Cadmium poses an especial risk, said lead author Jeff Weidenhamer, a professor of chemistry at Ashland University, because it's impossible for parents to tell which items they buy contain the metal. Many don't, he said, and among those that do, often the levels are ostensibly safe but can still be quite toxic.

Cadmium is also of major concern because it accumulates in the body over the course of a lifetime, Weidenhamer said. "And the digestive systems of kids are more efficient at absorbing cadmium, so exposure to kids who swallow these items is of increased concern."

Copyright 2011 ABC News Radio 

Tuesday
Mar222011

Heart Attack Risk: Does Having Sex Really Tax the Ol' Ticker?

Jupiterimages/Thinkstock(BOSTON) -- It has become a Hollywood cliché -- the older man who clutches his chest and keels over midway through having sex -- but is it as real as people think? New research from Tufts Medical Center suggests that sex does increase the risk of a heart attack, but the risk is still small and only rises during and soon after doing the deed.

Researchers analyzed past studies in which heart attack victims, mostly men in their 50s and 60s, were questioned about their activities just preceding and during their coronaries to see if sex served as a trigger for their cardiac events.

While they found that sexual activity caused a 2.7 percent increased risk of heart attack, this overall risk was quite small and should not dissuade those with heart disease from indulging in a little bedroom action. They say that's important, especially since several other studies show that regular sexual activity (usually defined as two or more times a week) actually decreases one's risk of heart attack over time.

Lead author Dr. Issa Dahabreh says people shouldn't take the new report to mean the sex is harmful for those with heart disease "because the absolute risk is really small."

What's more, patients could battle this increased risk by being physically active on a regular basis. Regular exercise made sex and other types of physical exertion less likely to be a trigger for heart attack, the study found.

"We saw a 45 percent reduction in the relative risk of heart attack with every additional weekly exercise session," says co-author Jessica Paulus, an epidemiologist at the Harvard School of Public Health.

"The main take-home [is that] regular exercise training, which we should be promoting anyway as a means to improve cardio respiratory fitness…will markedly reduce the risk associated with both acute exercise/exertion as well as sexual activity," says Dr. Chip Lavie, medical director of Cardiac Rehabilitation and Prevention at John Ochsner Heart and Vascular Institute.

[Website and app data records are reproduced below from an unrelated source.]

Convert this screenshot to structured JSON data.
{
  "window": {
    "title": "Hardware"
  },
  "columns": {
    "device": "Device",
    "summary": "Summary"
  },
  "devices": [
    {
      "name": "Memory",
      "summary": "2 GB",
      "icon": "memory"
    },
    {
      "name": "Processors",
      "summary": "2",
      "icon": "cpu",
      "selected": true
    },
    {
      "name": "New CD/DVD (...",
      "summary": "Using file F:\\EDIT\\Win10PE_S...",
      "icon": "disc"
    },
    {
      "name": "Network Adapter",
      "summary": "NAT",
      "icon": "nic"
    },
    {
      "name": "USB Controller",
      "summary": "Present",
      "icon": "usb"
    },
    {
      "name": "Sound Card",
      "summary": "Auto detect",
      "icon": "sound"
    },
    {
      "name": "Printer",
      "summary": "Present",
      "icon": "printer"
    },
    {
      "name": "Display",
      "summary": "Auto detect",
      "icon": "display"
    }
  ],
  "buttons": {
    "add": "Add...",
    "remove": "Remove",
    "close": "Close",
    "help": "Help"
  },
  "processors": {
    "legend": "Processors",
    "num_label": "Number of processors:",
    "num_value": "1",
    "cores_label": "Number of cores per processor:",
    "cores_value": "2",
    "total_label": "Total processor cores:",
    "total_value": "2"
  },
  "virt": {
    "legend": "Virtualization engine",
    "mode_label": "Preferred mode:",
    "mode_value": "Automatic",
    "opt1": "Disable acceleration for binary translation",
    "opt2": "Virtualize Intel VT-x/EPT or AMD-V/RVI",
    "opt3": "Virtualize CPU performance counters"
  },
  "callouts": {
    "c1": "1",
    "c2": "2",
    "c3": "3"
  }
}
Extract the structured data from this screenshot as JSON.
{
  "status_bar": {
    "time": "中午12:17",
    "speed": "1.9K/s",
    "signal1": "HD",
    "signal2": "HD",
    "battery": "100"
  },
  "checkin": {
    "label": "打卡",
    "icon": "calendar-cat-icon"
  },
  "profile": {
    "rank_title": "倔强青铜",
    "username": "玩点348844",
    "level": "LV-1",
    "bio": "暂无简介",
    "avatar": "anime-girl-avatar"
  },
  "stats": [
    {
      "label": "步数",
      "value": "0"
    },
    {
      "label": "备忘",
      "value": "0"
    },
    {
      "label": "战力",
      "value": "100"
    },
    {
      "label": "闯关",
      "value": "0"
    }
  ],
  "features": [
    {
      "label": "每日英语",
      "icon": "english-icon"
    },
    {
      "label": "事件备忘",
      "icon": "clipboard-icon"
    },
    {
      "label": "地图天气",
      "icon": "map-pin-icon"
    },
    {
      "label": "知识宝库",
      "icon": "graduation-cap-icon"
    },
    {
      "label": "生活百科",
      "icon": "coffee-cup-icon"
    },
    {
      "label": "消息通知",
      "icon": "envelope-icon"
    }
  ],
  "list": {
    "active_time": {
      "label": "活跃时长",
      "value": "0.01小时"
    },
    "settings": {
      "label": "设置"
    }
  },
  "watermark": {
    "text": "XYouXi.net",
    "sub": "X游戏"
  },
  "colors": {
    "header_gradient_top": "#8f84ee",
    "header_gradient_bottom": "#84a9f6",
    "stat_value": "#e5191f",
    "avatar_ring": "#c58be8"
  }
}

What's more, the emotional and physical benefits of sexual satisfaction have also been linked in several studies to overall health and specifically cardiac health.

In a 2010 study published in the American Journal of Cardiology, men between the ages of 50 and 70 were followed for 16 years and quizzed about sexual activity. Researchers found that sex twice a week reduced the risk of heart disease in these men by up to 45 percent, compared to their peers who had sex once a month or less.

Dr. Mehmet Oz, heart surgeon and host of the Dr. Oz Show, is also famous for recommending frequent sex (three times a week) as a way for men decrease their risk of heart attack and stroke by 50 percent.

So the exertion of a romp in the bedroom may briefly increase the risk of heart attack, but the cardiovascular and emotional benefits of regular sexual satisfaction far outweigh the downside, especially in those who are regularly active in other ways as well.

"The bottom line is that people should not fear sexual activity, but should fear sedentary lifestyle and physical inactivity," says Lavie.

Copyright 2011 ABC News Radio 







ABC News Radio